Dr. Paul Virkler

by Michael Carroll

Few people consider the many interactions and equipment needed to produce the glass of milk they are about to enjoy.  For Dr. Paul Virkler ’98, that interaction between humans, cows, and equipment is his passion.  Virkler, a senior extension associate at Quality Milk Production Services (QMPS), a division of Cornell University’s Animal Health Diagnostic Center, focuses on how local and national farms can improve these parlor dynamics to both be more efficient and prevent the spread of diseases such as mastitis.

“My special interests lie in the equipment and the interaction between cows and people,” said Virkler.  “One of the areas that QMPS is exploring is how to help farms quantify and manage that interaction.”

Virkler graduated from the College of Agriculture and Life Sciences at Cornell in 1995 and then received his DVM from Cornell in 1998. After graduation, Virkler went into private practice for a number of years before joining DeLaval as a technical service veterinarian, focusing on how to improve the interaction in the milking parlor.

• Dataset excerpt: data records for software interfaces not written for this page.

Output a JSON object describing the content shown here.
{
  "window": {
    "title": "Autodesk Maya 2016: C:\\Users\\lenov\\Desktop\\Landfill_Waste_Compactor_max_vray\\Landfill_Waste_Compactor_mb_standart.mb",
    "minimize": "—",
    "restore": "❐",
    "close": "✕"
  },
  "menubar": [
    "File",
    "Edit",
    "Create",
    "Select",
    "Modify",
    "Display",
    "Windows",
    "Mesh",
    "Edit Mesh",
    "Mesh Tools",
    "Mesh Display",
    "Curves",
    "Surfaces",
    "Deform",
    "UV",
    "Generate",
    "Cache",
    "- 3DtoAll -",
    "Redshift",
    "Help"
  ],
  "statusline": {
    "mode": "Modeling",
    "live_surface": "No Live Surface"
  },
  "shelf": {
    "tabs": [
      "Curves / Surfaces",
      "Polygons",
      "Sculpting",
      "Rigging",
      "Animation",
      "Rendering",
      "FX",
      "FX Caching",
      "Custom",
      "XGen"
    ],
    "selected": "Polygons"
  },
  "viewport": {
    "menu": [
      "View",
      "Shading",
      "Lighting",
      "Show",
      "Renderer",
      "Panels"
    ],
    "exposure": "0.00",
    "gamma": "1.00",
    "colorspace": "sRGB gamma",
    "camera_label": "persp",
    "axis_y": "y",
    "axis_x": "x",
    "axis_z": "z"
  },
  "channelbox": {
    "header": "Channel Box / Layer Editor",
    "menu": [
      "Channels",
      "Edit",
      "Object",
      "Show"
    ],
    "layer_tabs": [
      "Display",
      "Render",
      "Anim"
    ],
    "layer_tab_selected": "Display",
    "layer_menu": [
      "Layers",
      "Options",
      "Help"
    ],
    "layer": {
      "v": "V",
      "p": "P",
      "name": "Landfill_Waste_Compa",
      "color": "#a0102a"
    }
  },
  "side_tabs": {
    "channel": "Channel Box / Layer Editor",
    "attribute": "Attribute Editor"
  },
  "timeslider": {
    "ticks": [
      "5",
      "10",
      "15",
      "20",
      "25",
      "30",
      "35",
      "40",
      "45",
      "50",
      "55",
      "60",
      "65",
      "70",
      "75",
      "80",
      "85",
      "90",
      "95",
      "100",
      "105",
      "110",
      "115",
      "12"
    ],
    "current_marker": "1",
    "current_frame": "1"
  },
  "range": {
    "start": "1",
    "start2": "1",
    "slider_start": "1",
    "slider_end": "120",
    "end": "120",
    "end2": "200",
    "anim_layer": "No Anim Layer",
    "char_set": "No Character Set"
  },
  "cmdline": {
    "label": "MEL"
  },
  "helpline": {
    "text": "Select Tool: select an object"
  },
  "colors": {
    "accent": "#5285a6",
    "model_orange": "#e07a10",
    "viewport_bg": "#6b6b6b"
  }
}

In 2008, Virkler returned to Cornell to work in the Veterinary Support Services unit at the Animal Health Diagnostic Center and has been transitioning to QMPS over the last year.

“That’s why I really had an interest coming over to the QMPS side,” said Virkler. “QMPS is focused on that dairy cow and milking equipment interaction.”

Virkler travels to farms to obtain a complete picture of the milking equipment, the cows, and the people on any given day. He later follows up with more visits to create a baseline using different cows, milkers, and seasons, all of which can impact milk quality. He also examines the cows after the milking machine comes off to determine if it was a positive or negative experience for the cow, as stress on the teat can impact milk quality. Finally, he helps the famers to interpret this data.

“Many farms have a lot of automation,” said Virkler. “Every cow and every milking has flow parameters. That data can be used to see how effective the milkers were, recognize any challenges in the milking process, and then decide if any changes are necessary. One of our goals at QMPS is to try to help the farms get a report showing this is what you really need to manage and here are the parameters that you need to look at.”

At QMPS, Virkler is also involved in both the prevention and treatment of diseases in cows.

“One of the other initiatives that we’re working on is to help local farms make truly pathogen based treatment decisions,” said Virkler.

Seven days a week QMPS offers 24 hour resulting to help identify pathogens and determine treatment for the animal. An individual from QMPS will travel to the farm and pick up a sample and electronic form. Within 24 hours after this pick-up, the preliminary culture is done and the farm receives an electronic report explaining what has been found. The farm and their veterinarian can then decide the recommended treatment based on the pathogen identified.

“For me, the part that I enjoy most is helping farms move forward,” said Virkler. “The goal of this is aimed at the best possible milking parlor dynamics, higher milk quality, and the prevention of mastitis.”